### Stored data
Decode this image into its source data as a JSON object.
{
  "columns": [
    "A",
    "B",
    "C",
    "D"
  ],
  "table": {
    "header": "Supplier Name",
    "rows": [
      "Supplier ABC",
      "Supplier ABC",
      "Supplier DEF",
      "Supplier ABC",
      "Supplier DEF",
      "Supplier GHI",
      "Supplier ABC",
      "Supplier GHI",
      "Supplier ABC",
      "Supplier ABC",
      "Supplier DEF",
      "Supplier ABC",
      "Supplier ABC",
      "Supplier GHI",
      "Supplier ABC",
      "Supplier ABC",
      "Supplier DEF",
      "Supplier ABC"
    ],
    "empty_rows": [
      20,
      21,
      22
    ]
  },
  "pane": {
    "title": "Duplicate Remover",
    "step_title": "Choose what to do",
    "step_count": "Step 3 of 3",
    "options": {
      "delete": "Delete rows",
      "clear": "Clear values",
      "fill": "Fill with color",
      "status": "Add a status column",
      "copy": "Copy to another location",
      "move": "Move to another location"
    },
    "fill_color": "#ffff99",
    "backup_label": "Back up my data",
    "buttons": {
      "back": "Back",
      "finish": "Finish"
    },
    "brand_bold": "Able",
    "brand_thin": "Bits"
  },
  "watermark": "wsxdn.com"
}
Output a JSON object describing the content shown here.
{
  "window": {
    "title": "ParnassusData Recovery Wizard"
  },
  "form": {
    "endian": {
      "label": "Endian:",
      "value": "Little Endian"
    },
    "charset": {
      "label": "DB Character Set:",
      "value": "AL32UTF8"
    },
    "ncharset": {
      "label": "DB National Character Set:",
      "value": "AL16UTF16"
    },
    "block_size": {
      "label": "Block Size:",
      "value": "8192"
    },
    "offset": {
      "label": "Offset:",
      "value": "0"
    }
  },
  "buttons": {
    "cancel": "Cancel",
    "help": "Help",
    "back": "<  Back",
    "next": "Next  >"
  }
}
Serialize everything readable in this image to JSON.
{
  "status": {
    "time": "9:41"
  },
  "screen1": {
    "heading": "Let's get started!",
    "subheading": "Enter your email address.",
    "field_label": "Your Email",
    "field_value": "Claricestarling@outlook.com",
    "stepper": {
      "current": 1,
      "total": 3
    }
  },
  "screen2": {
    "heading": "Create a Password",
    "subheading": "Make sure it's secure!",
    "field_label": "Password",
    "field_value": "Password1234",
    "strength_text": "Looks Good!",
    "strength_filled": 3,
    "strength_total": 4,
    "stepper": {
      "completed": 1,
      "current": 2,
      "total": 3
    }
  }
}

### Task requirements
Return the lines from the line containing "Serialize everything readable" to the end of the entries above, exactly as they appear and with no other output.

### Exercise output
Serialize everything readable in this image to JSON.
{
  "status": {
    "time": "9:41"
  },
  "screen1": {
    "heading": "Let's get started!",
    "subheading": "Enter your email address.",
    "field_label": "Your Email",
    "field_value": "Claricestarling@outlook.com",
    "stepper": {
      "current": 1,
      "total": 3
    }
  },
  "screen2": {
    "heading": "Create a Password",
    "subheading": "Make sure it's secure!",
    "field_label": "Password",
    "field_value": "Password1234",
    "strength_text": "Looks Good!",
    "strength_filled": 3,
    "strength_total": 4,
    "stepper": {
      "completed": 1,
      "current": 2,
      "total": 3
    }
  }
}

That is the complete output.